"Utilities is forecast to have declining year-over-year earnings," Schultz says. "It's one of the few sectors that is trading near the peak of its historical multiple. I understand why some of this happens, but it is a real triumph of emotion over reason."
Schultz says mid-cap companies also are attractive because they have years of growth ahead of them, unlike some large-caps that start sinking under their own weight. The mid-cap space includes a lot of companies with a long runway ahead of them with less risk than small-cap stocks, he says.
This year, mid-cap growth stocks have struggled compared to their larger-cap counterparts. The Russell 2000 Growth Index is down 3% in 2011. The Russell Mid-Cap Growth Index, meanwhile, is lower by 1.6% this year. The
S&P 500, which includes the largest companies in the U.S. by market cap, is essentially flat.
Schultz's strategy has done well for fund investors. Over the past one, three and five years, the MTB Mid-Cap Growth Fund has annualized returns that outpace the benchmark Russell Mid-Cap Growth Index. A $10,000 investment in the fund made 10 years ago would be worth $18,700 today, compared to $14,700 for the mid-cap growth category and $13,200 on the broader
S&P 500 Index of the largest companies in the U.S.
"Our strategy is very consistent and has been for years, through every market environment," Schultz says of his fund's success.

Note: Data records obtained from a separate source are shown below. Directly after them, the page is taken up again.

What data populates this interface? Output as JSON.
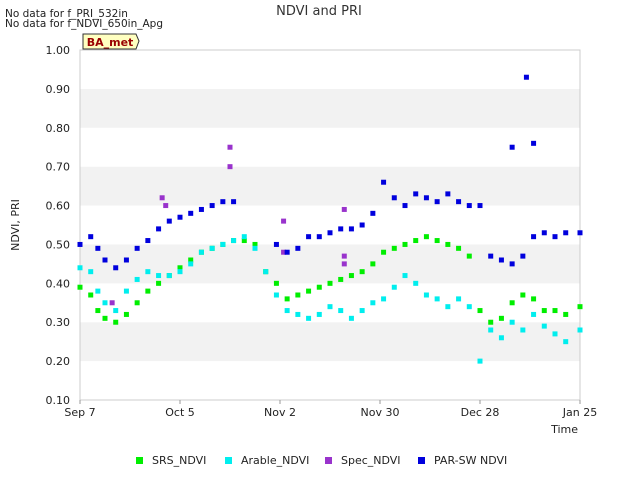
{
  "notes": [
    "No data for f_PRI_532in",
    "No data for f_NDVI_650in_Apg"
  ],
  "badge": "BA_met",
  "chart_data": {
    "type": "scatter",
    "title": "NDVI and PRI",
    "xlabel": "Time",
    "ylabel": "NDVI, PRI",
    "ylim": [
      0.1,
      1.0
    ],
    "x_ticks": [
      "Sep 7",
      "Oct 5",
      "Nov 2",
      "Nov 30",
      "Dec 28",
      "Jan 25"
    ],
    "y_ticks": [
      "0.10",
      "0.20",
      "0.30",
      "0.40",
      "0.50",
      "0.60",
      "0.70",
      "0.80",
      "0.90",
      "1.00"
    ],
    "xlim": [
      "Sep 7",
      "Jan 25"
    ],
    "grid": "alternating horizontal bands",
    "legend_position": "bottom",
    "series": [
      {
        "name": "SRS_NDVI",
        "color": "#00ee00",
        "points": [
          [
            "Sep 7",
            0.39
          ],
          [
            "Sep 10",
            0.37
          ],
          [
            "Sep 12",
            0.33
          ],
          [
            "Sep 14",
            0.31
          ],
          [
            "Sep 17",
            0.3
          ],
          [
            "Sep 20",
            0.32
          ],
          [
            "Sep 23",
            0.35
          ],
          [
            "Sep 26",
            0.38
          ],
          [
            "Sep 29",
            0.4
          ],
          [
            "Oct 2",
            0.42
          ],
          [
            "Oct 5",
            0.44
          ],
          [
            "Oct 8",
            0.46
          ],
          [
            "Oct 11",
            0.48
          ],
          [
            "Oct 14",
            0.49
          ],
          [
            "Oct 17",
            0.5
          ],
          [
            "Oct 20",
            0.51
          ],
          [
            "Oct 23",
            0.51
          ],
          [
            "Oct 26",
            0.5
          ],
          [
            "Oct 29",
            0.43
          ],
          [
            "Nov 1",
            0.4
          ],
          [
            "Nov 4",
            0.36
          ],
          [
            "Nov 7",
            0.37
          ],
          [
            "Nov 10",
            0.38
          ],
          [
            "Nov 13",
            0.39
          ],
          [
            "Nov 16",
            0.4
          ],
          [
            "Nov 19",
            0.41
          ],
          [
            "Nov 22",
            0.42
          ],
          [
            "Nov 25",
            0.43
          ],
          [
            "Nov 28",
            0.45
          ],
          [
            "Dec 1",
            0.48
          ],
          [
            "Dec 4",
            0.49
          ],
          [
            "Dec 7",
            0.5
          ],
          [
            "Dec 10",
            0.51
          ],
          [
            "Dec 13",
            0.52
          ],
          [
            "Dec 16",
            0.51
          ],
          [
            "Dec 19",
            0.5
          ],
          [
            "Dec 22",
            0.49
          ],
          [
            "Dec 25",
            0.47
          ],
          [
            "Dec 28",
            0.33
          ],
          [
            "Dec 31",
            0.3
          ],
          [
            "Jan 3",
            0.31
          ],
          [
            "Jan 6",
            0.35
          ],
          [
            "Jan 9",
            0.37
          ],
          [
            "Jan 12",
            0.36
          ],
          [
            "Jan 15",
            0.33
          ],
          [
            "Jan 18",
            0.33
          ],
          [
            "Jan 21",
            0.32
          ],
          [
            "Jan 25",
            0.34
          ]
        ]
      },
      {
        "name": "Arable_NDVI",
        "color": "#00eeee",
        "points": [
          [
            "Sep 7",
            0.44
          ],
          [
            "Sep 10",
            0.43
          ],
          [
            "Sep 12",
            0.38
          ],
          [
            "Sep 14",
            0.35
          ],
          [
            "Sep 17",
            0.33
          ],
          [
            "Sep 20",
            0.38
          ],
          [
            "Sep 23",
            0.41
          ],
          [
            "Sep 26",
            0.43
          ],
          [
            "Sep 29",
            0.42
          ],
          [
            "Oct 2",
            0.42
          ],
          [
            "Oct 5",
            0.43
          ],
          [
            "Oct 8",
            0.45
          ],
          [
            "Oct 11",
            0.48
          ],
          [
            "Oct 14",
            0.49
          ],
          [
            "Oct 17",
            0.5
          ],
          [
            "Oct 20",
            0.51
          ],
          [
            "Oct 23",
            0.52
          ],
          [
            "Oct 26",
            0.49
          ],
          [
            "Oct 29",
            0.43
          ],
          [
            "Nov 1",
            0.37
          ],
          [
            "Nov 4",
            0.33
          ],
          [
            "Nov 7",
            0.32
          ],
          [
            "Nov 10",
            0.31
          ],
          [
            "Nov 13",
            0.32
          ],
          [
            "Nov 16",
            0.34
          ],
          [
            "Nov 19",
            0.33
          ],
          [
            "Nov 22",
            0.31
          ],
          [
            "Nov 25",
            0.33
          ],
          [
            "Nov 28",
            0.35
          ],
          [
            "Dec 1",
            0.36
          ],
          [
            "Dec 4",
            0.39
          ],
          [
            "Dec 7",
            0.42
          ],
          [
            "Dec 10",
            0.4
          ],
          [
            "Dec 13",
            0.37
          ],
          [
            "Dec 16",
            0.36
          ],
          [
            "Dec 19",
            0.34
          ],
          [
            "Dec 22",
            0.36
          ],
          [
            "Dec 25",
            0.34
          ],
          [
            "Dec 28",
            0.2
          ],
          [
            "Dec 31",
            0.28
          ],
          [
            "Jan 3",
            0.26
          ],
          [
            "Jan 6",
            0.3
          ],
          [
            "Jan 9",
            0.28
          ],
          [
            "Jan 12",
            0.32
          ],
          [
            "Jan 15",
            0.29
          ],
          [
            "Jan 18",
            0.27
          ],
          [
            "Jan 21",
            0.25
          ],
          [
            "Jan 25",
            0.28
          ]
        ]
      },
      {
        "name": "Spec_NDVI",
        "color": "#9933cc",
        "points": [
          [
            "Sep 16",
            0.35
          ],
          [
            "Sep 30",
            0.62
          ],
          [
            "Oct 1",
            0.6
          ],
          [
            "Oct 19",
            0.75
          ],
          [
            "Oct 19",
            0.7
          ],
          [
            "Nov 3",
            0.56
          ],
          [
            "Nov 3",
            0.48
          ],
          [
            "Nov 20",
            0.59
          ],
          [
            "Nov 20",
            0.47
          ],
          [
            "Nov 20",
            0.45
          ]
        ]
      },
      {
        "name": "PAR-SW NDVI",
        "color": "#0000dd",
        "points": [
          [
            "Sep 7",
            0.5
          ],
          [
            "Sep 10",
            0.52
          ],
          [
            "Sep 12",
            0.49
          ],
          [
            "Sep 14",
            0.46
          ],
          [
            "Sep 17",
            0.44
          ],
          [
            "Sep 20",
            0.46
          ],
          [
            "Sep 23",
            0.49
          ],
          [
            "Sep 26",
            0.51
          ],
          [
            "Sep 29",
            0.54
          ],
          [
            "Oct 2",
            0.56
          ],
          [
            "Oct 5",
            0.57
          ],
          [
            "Oct 8",
            0.58
          ],
          [
            "Oct 11",
            0.59
          ],
          [
            "Oct 14",
            0.6
          ],
          [
            "Oct 17",
            0.61
          ],
          [
            "Oct 20",
            0.61
          ],
          [
            "Nov 1",
            0.5
          ],
          [
            "Nov 4",
            0.48
          ],
          [
            "Nov 7",
            0.49
          ],
          [
            "Nov 10",
            0.52
          ],
          [
            "Nov 13",
            0.52
          ],
          [
            "Nov 16",
            0.53
          ],
          [
            "Nov 19",
            0.54
          ],
          [
            "Nov 22",
            0.54
          ],
          [
            "Nov 25",
            0.55
          ],
          [
            "Nov 28",
            0.58
          ],
          [
            "Dec 1",
            0.66
          ],
          [
            "Dec 4",
            0.62
          ],
          [
            "Dec 7",
            0.6
          ],
          [
            "Dec 10",
            0.63
          ],
          [
            "Dec 13",
            0.62
          ],
          [
            "Dec 16",
            0.61
          ],
          [
            "Dec 19",
            0.63
          ],
          [
            "Dec 22",
            0.61
          ],
          [
            "Dec 25",
            0.6
          ],
          [
            "Dec 28",
            0.6
          ],
          [
            "Dec 31",
            0.47
          ],
          [
            "Jan 3",
            0.46
          ],
          [
            "Jan 6",
            0.45
          ],
          [
            "Jan 9",
            0.47
          ],
          [
            "Jan 12",
            0.52
          ],
          [
            "Jan 15",
            0.53
          ],
          [
            "Jan 18",
            0.52
          ],
          [
            "Jan 21",
            0.53
          ],
          [
            "Jan 25",
            0.53
          ],
          [
            "Jan 10",
            0.93
          ],
          [
            "Jan 6",
            0.75
          ],
          [
            "Jan 12",
            0.76
          ]
        ]
      }
    ]
  }
}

For investors looking to add a little more risk exposure to their portfolios for 2012, Schultz offers
five stocks in his fund that he expects to outperform in 2012 and beyond. Those picks are detailed below and on the following pages.
Lufkin Industries(LUFK)Company Profile: Lufkin Industries makes pumping units used to lift oil from wells.
Market Cap: $2.1 billion
Share Price: $70.87 (Dec. 7)
Schultz's View: Schultz says that oil field services is a very good place for investors to be looking for mid-cap stocks of companies with lots of growth. He says he has been hearing from companies that capital expenditure is looking very solid. That has led him to Lufkin, which he says still has a long runway for growth in the U.S. ahead of it.
"When oil and now gas wells are drilled, the initial production is brought to the surface by natural pressure," Schultz says. "When the natural pressure of the fields dissipates, the company will deploy artificial lifts to bring the resource to the surface. We expect that Lufkin will benefit as these wells mature and there is a need for the artificial lifts. There is a very strong secular trend because of the number of wells being drilled."
Schultz says that the company also sells its products internationally, even though the focus is on the U.S. He adds that the stock's valuation is very reasonable, even as the stock has climbed 13% this year. "It was an undiscovered gem when we first bought it, but we continue to hold it," he says.